[Task]
If a line in the data contains "unit", copy it out.
· · · · ·
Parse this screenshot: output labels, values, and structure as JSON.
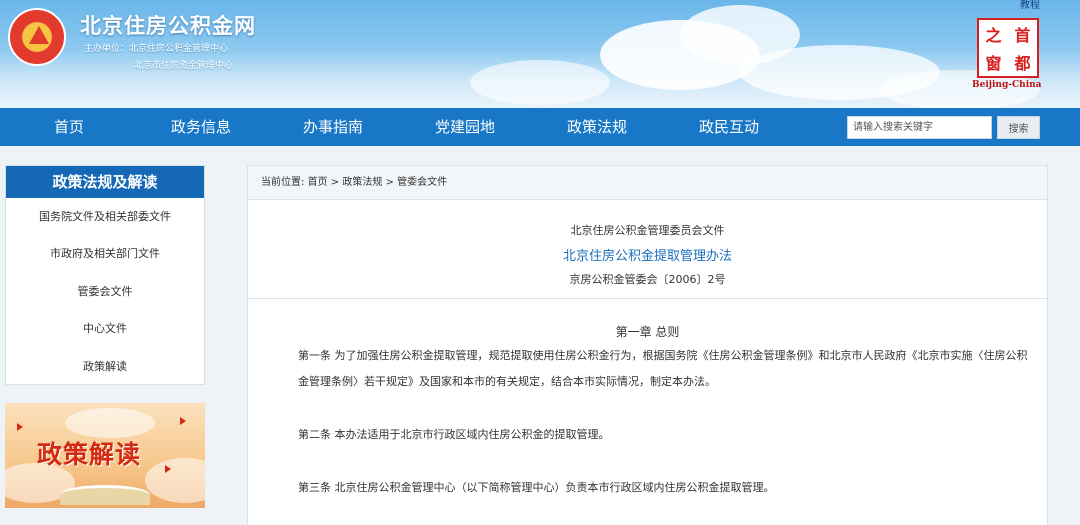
{
  "header": {
    "site_title": "北京住房公积金网",
    "host_line1": "主办单位：北京住房公积金管理中心",
    "host_line2": "北京市住房资金管理中心",
    "top_link": "教程",
    "seal_chars": [
      "之",
      "首",
      "窗",
      "都"
    ],
    "seal_caption": "Beijing-China"
  },
  "nav": {
    "items": [
      {
        "label": "首页"
      },
      {
        "label": "政务信息"
      },
      {
        "label": "办事指南"
      },
      {
        "label": "党建园地"
      },
      {
        "label": "政策法规"
      },
      {
        "label": "政民互动"
      }
    ],
    "search_placeholder": "请输入搜索关键字",
    "search_button": "搜索"
  },
  "sidebar": {
    "title": "政策法规及解读",
    "items": [
      {
        "label": "国务院文件及相关部委文件"
      },
      {
        "label": "市政府及相关部门文件"
      },
      {
        "label": "管委会文件"
      },
      {
        "label": "中心文件"
      },
      {
        "label": "政策解读"
      }
    ],
    "promo_title": "政策解读"
  },
  "breadcrumb": {
    "prefix": "当前位置:",
    "home": "首页",
    "sep": ">",
    "section": "政策法规",
    "current": "管委会文件"
  },
  "document": {
    "issuer": "北京住房公积金管理委员会文件",
    "title": "北京住房公积金提取管理办法",
    "number": "京房公积金管委会〔2006〕2号",
    "chapter": "第一章 总则",
    "articles": [
      "第一条 为了加强住房公积金提取管理，规范提取使用住房公积金行为，根据国务院《住房公积金管理条例》和北京市人民政府《北京市实施〈住房公积金管理条例〉若干规定》及国家和本市的有关规定，结合本市实际情况，制定本办法。",
      "第二条 本办法适用于北京市行政区域内住房公积金的提取管理。",
      "第三条 北京住房公积金管理中心（以下简称管理中心）负责本市行政区域内住房公积金提取管理。"
    ]
  },
  "colors": {
    "nav_bg": "#1877c6",
    "sidebar_head_bg": "#1568b5",
    "doc_title": "#1a6fbf",
    "seal_red": "#d81e1e"
  }
}
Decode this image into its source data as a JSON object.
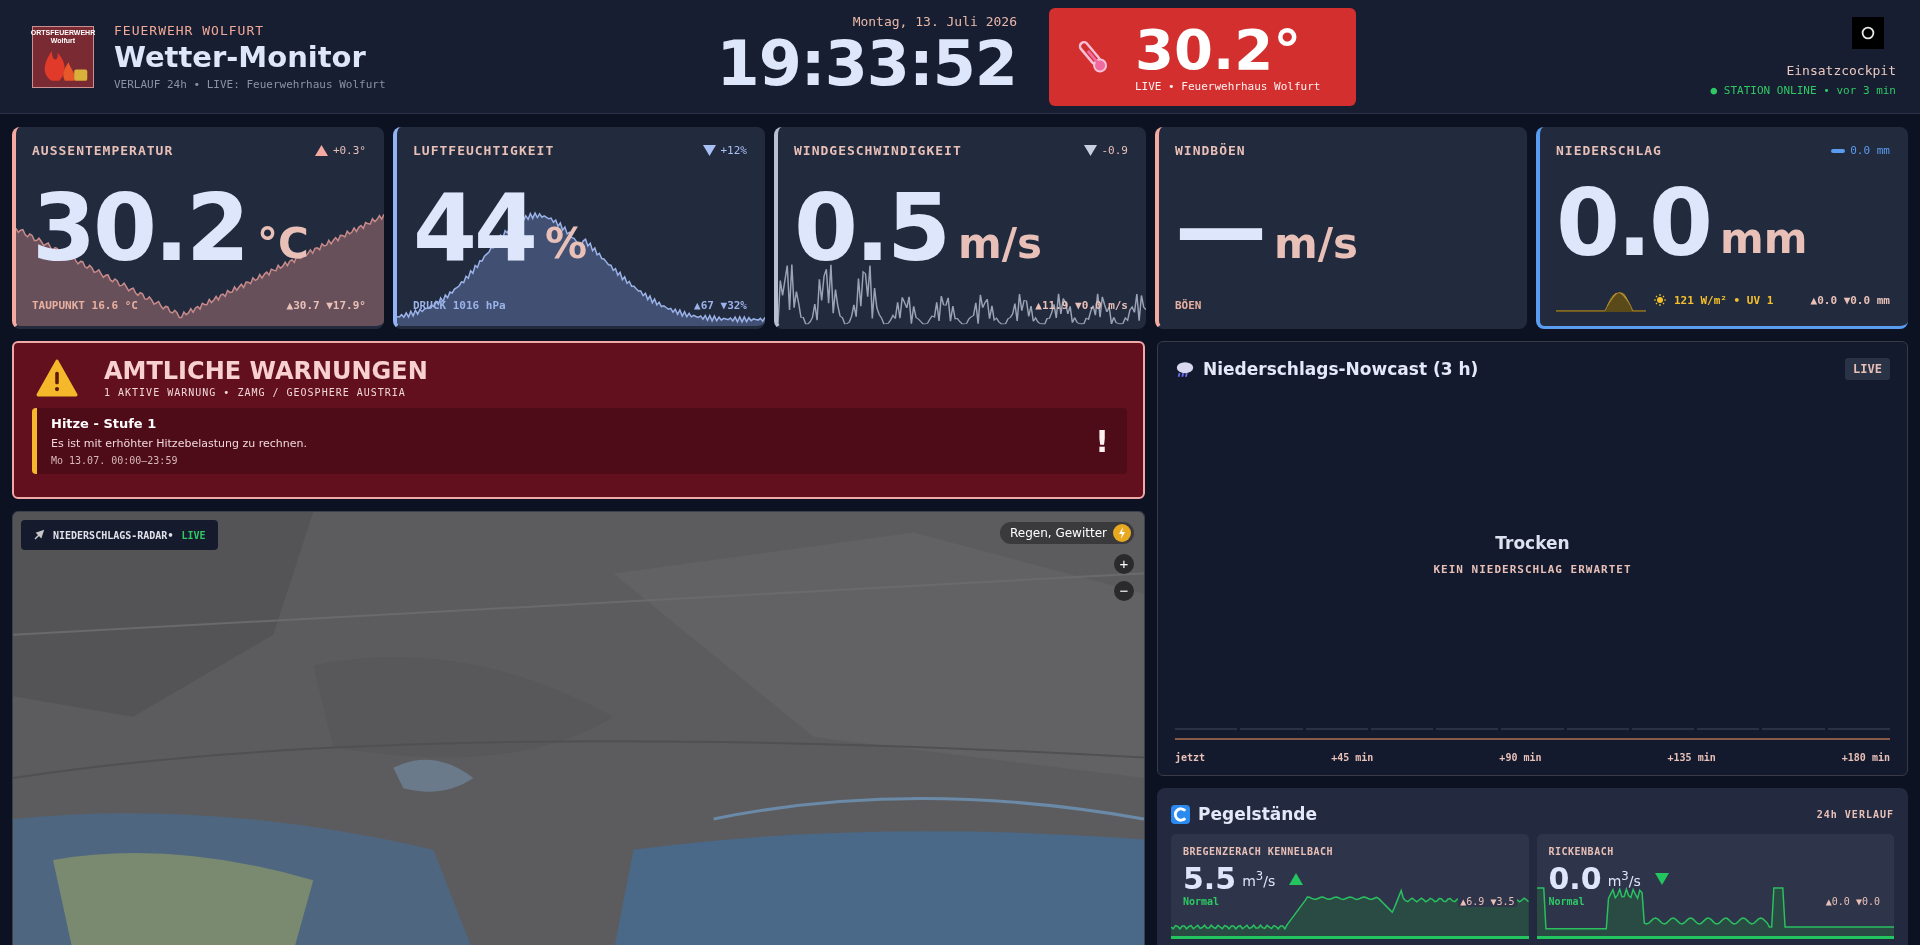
{
  "header": {
    "logo_text": [
      "ORTSFEUERWEHR",
      "Wolfurt"
    ],
    "org": "FEUERWEHR WOLFURT",
    "title": "Wetter-Monitor",
    "subtitle": "VERLAUF 24h • LIVE: Feuerwehrhaus Wolfurt",
    "date": "Montag, 13. Juli 2026",
    "time": "19:33:52",
    "live_temp": "30.2°",
    "live_caption": "LIVE • Feuerwehrhaus Wolfurt",
    "cockpit": "Einsatzcockpit",
    "status": "● STATION ONLINE • vor 3 min"
  },
  "cards": [
    {
      "label": "AUSSENTEMPERATUR",
      "trend": {
        "kind": "up",
        "delta": "+0.3°"
      },
      "value": "30.2",
      "unit": "°C",
      "footer_left": "TAUPUNKT 16.6 °C",
      "footer_right": "▲30.7 ▼17.9°",
      "color": "#f4aaa0"
    },
    {
      "label": "LUFTFEUCHTIGKEIT",
      "trend": {
        "kind": "down",
        "delta": "+12%"
      },
      "value": "44",
      "unit": "%",
      "footer_left": "DRUCK 1016 hPa",
      "footer_right": "▲67 ▼32%",
      "color": "#93b4f4"
    },
    {
      "label": "WINDGESCHWINDIGKEIT",
      "trend": {
        "kind": "down",
        "delta": "-0.9"
      },
      "value": "0.5",
      "unit": "m/s",
      "footer_right": "▲11.9 ▼0.0 m/s",
      "color": "#b8c0d0"
    },
    {
      "label": "WINDBÖEN",
      "value": "—",
      "unit": "m/s",
      "footer_left": "BÖEN",
      "color": "#f4aaa0"
    },
    {
      "label": "NIEDERSCHLAG",
      "trend": {
        "kind": "flat",
        "delta": "0.0 mm"
      },
      "value": "0.0",
      "unit": "mm",
      "footer_left": "121 W/m² • UV 1",
      "footer_right": "▲0.0 ▼0.0 mm",
      "color": "#5a9cf0"
    }
  ],
  "warnings": {
    "title": "AMTLICHE WARNUNGEN",
    "subtitle": "1 AKTIVE WARNUNG • ZAMG / GEOSPHERE AUSTRIA",
    "items": [
      {
        "title": "Hitze - Stufe 1",
        "text": "Es ist mit erhöhter Hitzebelastung zu rechnen.",
        "time": "Mo 13.07. 00:00–23:59",
        "mark": "!",
        "color": "#f5b82a"
      }
    ]
  },
  "radar": {
    "label": "NIEDERSCHLAGS-RADAR•",
    "live": "LIVE",
    "layer": "Regen, Gewitter",
    "zoom_in": "+",
    "zoom_out": "−"
  },
  "nowcast": {
    "title": "Niederschlags-Nowcast (3 h)",
    "badge": "LIVE",
    "state": "Trocken",
    "note": "KEIN NIEDERSCHLAG ERWARTET",
    "axis": [
      "jetzt",
      "+45 min",
      "+90 min",
      "+135 min",
      "+180 min"
    ]
  },
  "gauges": {
    "title": "Pegelstände",
    "badge": "24h VERLAUF",
    "items": [
      {
        "name": "BREGENZERACH KENNELBACH",
        "value": "5.5",
        "unit": "m$^{3}$/s",
        "trend": {
          "kind": "up"
        },
        "status": "Normal",
        "range": "▲6.9 ▼3.5"
      },
      {
        "name": "RICKENBACH",
        "value": "0.0",
        "unit": "m$^{3}$/s",
        "trend": {
          "kind": "down"
        },
        "status": "Normal",
        "range": "▲0.0 ▼0.0"
      }
    ]
  }
}
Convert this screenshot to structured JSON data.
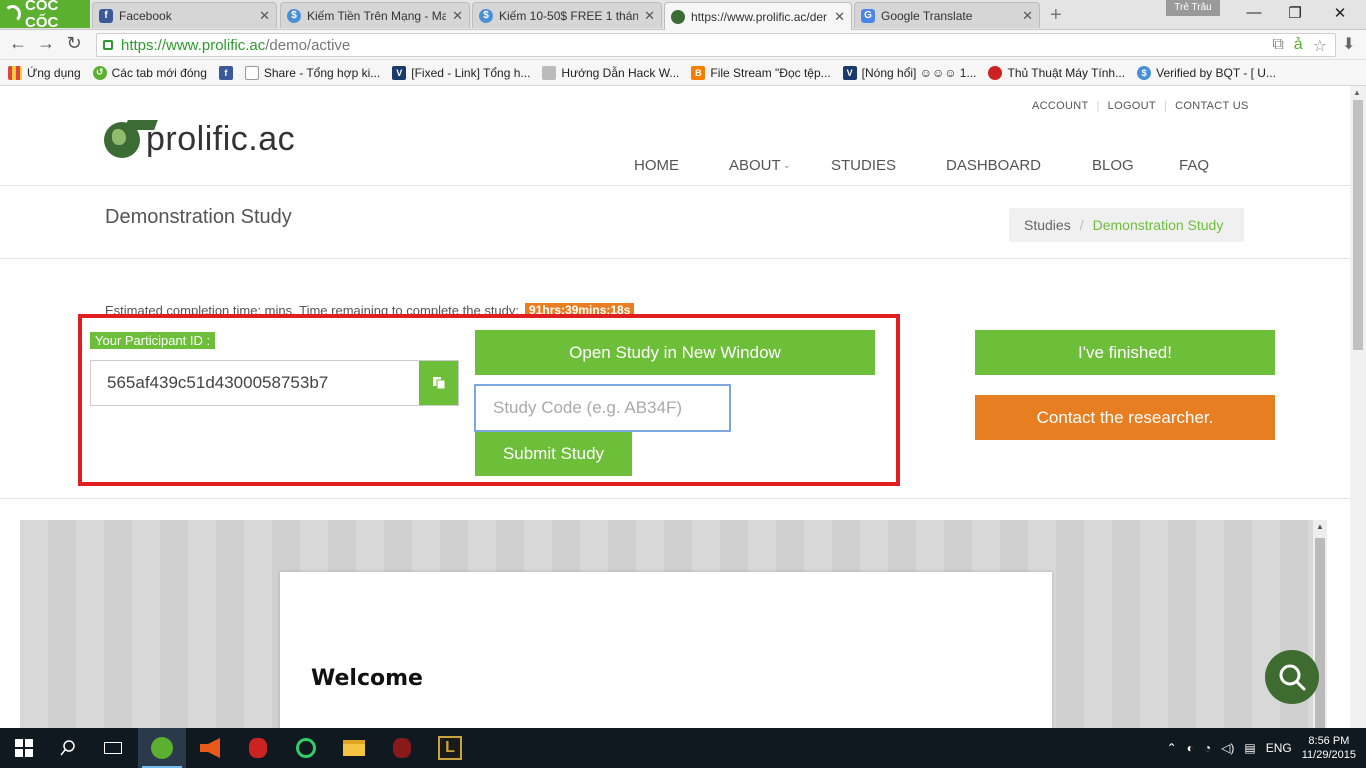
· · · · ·
[Result of the task]
      "unit": "°C",
      "unit": "%",
      "unit": "m/s",
      "unit": "m/s",
      "unit": "mm",
        "unit": "m$^{3}$/s",
        "unit": "m$^{3}$/s",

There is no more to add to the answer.